Giving a patient the wrong medication can have devastating effects. How does this happen? Well sometimes, nursing burnout. Packages for various medications can look very similar. When the nurse is running on autopilot, they may unknowingly make a mistake.
This cost a 79-year-old dialysis patient his life. A Florida nurse gave him a deadly dose of a drug that induces paralysis instead of an antacid. He went into cardiac arrest after the mistake. He was meant to have the antacid for an upset stomach. When his son came to see him the next morning he was unconscious, unresponsive, and on a respirator.
The packaging on the two medications looked the same and the nurse made a mistake. Just a mistake took this man away from his family. The patient was unfortunately left brain dead and died a month later.
This could’ve been prevented if the nurse would’ve spent the time needed to read the medicine label. Thinking he was treating an upset stomach, he probably didn’t think that moment was as critical as it was.
Autopilot can work a lot of the time.

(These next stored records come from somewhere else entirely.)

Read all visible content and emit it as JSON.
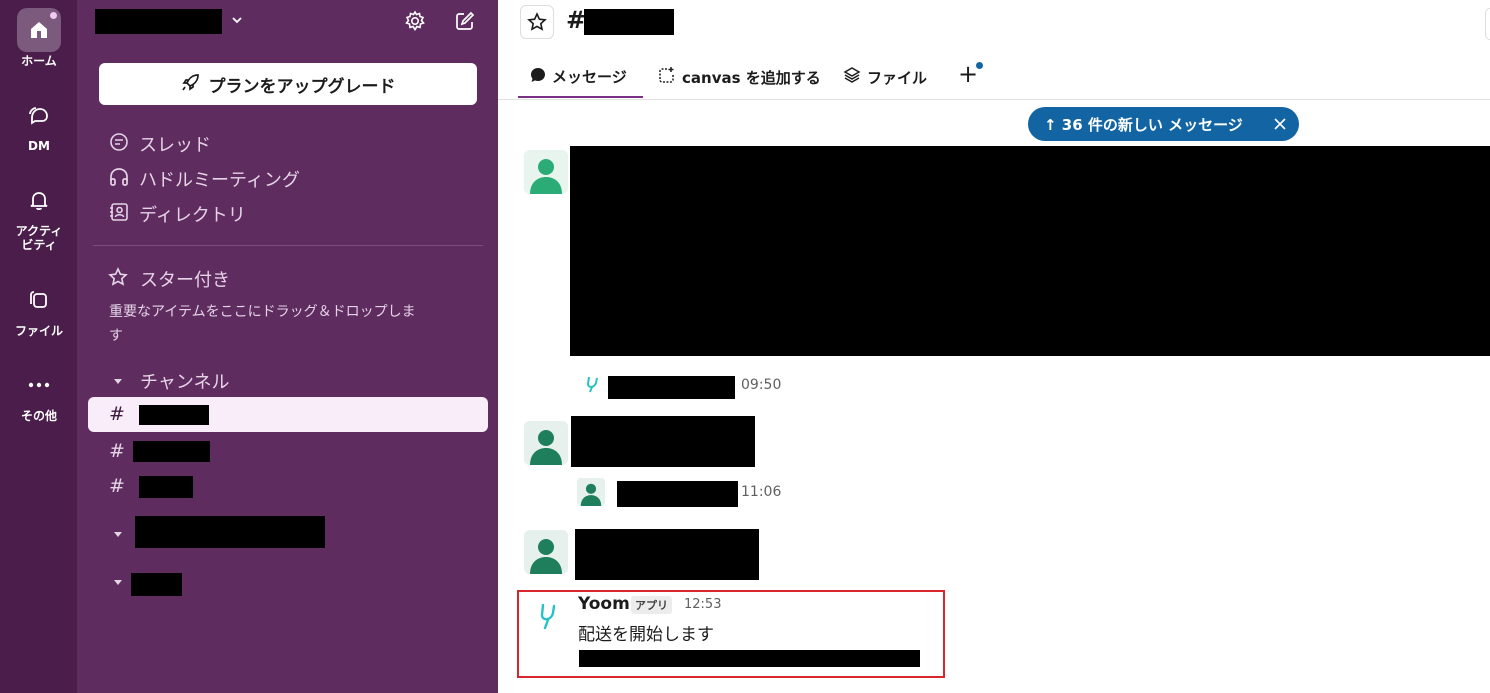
{
  "rail": {
    "home": "ホーム",
    "dm": "DM",
    "activity_line1": "アクティ",
    "activity_line2": "ビティ",
    "files": "ファイル",
    "more": "その他"
  },
  "sidebar": {
    "upgrade_label": "プランをアップグレード",
    "nav": [
      "スレッド",
      "ハドルミーティング",
      "ディレクトリ"
    ],
    "starred_title": "スター付き",
    "starred_hint_line1": "重要なアイテムをここにドラッグ＆ドロップしま",
    "starred_hint_line2": "す",
    "channels_title": "チャンネル",
    "hash": "#"
  },
  "header": {
    "hash": "#"
  },
  "tabs": {
    "messages": "メッセージ",
    "canvas": "canvas を追加する",
    "files": "ファイル",
    "add": "+"
  },
  "new_messages_banner": "↑ 36 件の新しい メッセージ",
  "messages": {
    "time_1": "09:50",
    "time_2": "11:06",
    "yoom": {
      "sender": "Yoom",
      "badge": "アプリ",
      "time": "12:53",
      "text": "配送を開始します"
    }
  },
  "colors": {
    "rail_bg": "#4a1d4a",
    "sidebar_bg": "#5f2c60",
    "banner_bg": "#1264a3",
    "highlight_border": "#d9252c"
  }
}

Especially when a nurse sees a patient as low risk or routine. But this man wasn’t in a critical condition when this horrible mistake happened. Nurses need to stay alert and precise at all times, otherwise medication errors can occur.
Nursing Malpractice Lawsuits

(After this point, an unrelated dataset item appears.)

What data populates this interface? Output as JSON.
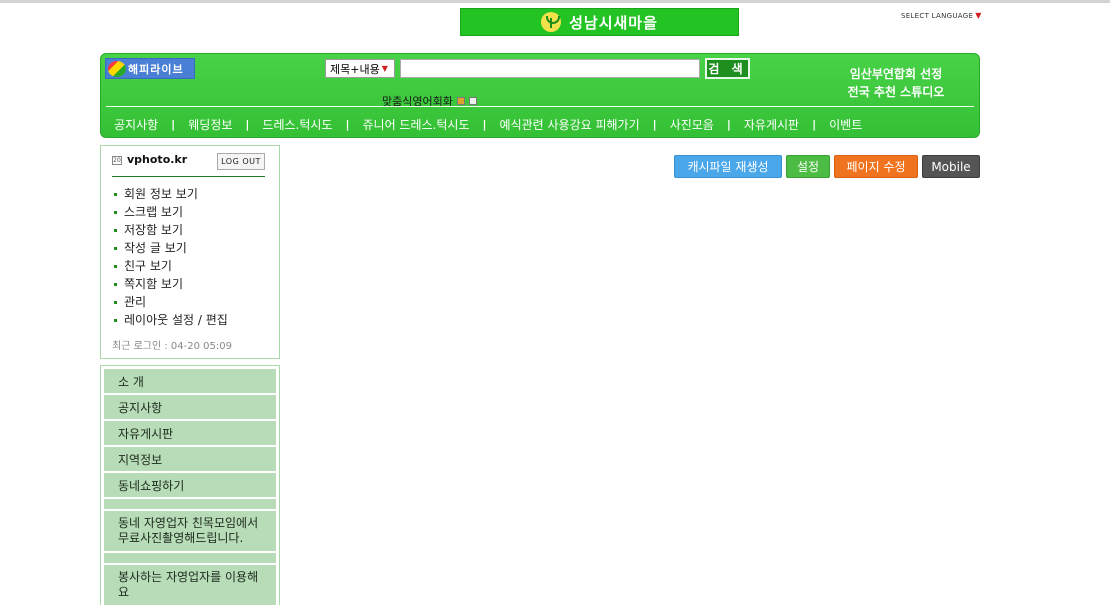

Nurses are held to a standard of care the same way doctors are. A lot of tasks you may think are the doctor’s responsibility, are actually tasks that a nurse carries out.
Here are a few more situations where nursing malpractice can happen:
- Not responding to a patient’s call for help.
- Failure to keep correct and complete medical records of the patient.
- Neglecting to take the patient’s vital signs on schedule.
- Failing to follow post-surgery protocols.
There are even surgical errors that can occur because of nursing negligence. Take surgical sponges, for example. More often than you might think, doctors find sponges inside of their patients. Yep. The sponge that a surgeon left in there after surgery. Sewed up the incision right over it. In some cases no one would ever know, but in others a patient may experience significant pain or infection because of it.
Most of the time, it’s the surgical nurse’s responsibility to count every sponge that they open and place in the patient. When the procedure is over they count up the sponges that came out and notify the doctor if the numbers don’t match.
Can you imagine being in a life-saving operation after 10 hours of work and needing to keep track of every sponge that goes in and out of a patient? You can see how this happens!
Mistakes happen, but they don’t have to. And regardless, patient’s deserve to keep hospitals accountable. Medical mistakes can lead to grave consequences. If you or a family member has suffered an injury from nursing malpractice contact our office. Don’t wait too long as there’s usually a time limit according to your state. An attorney can help you gather the information you need to build your case and seek the compensation you deserve.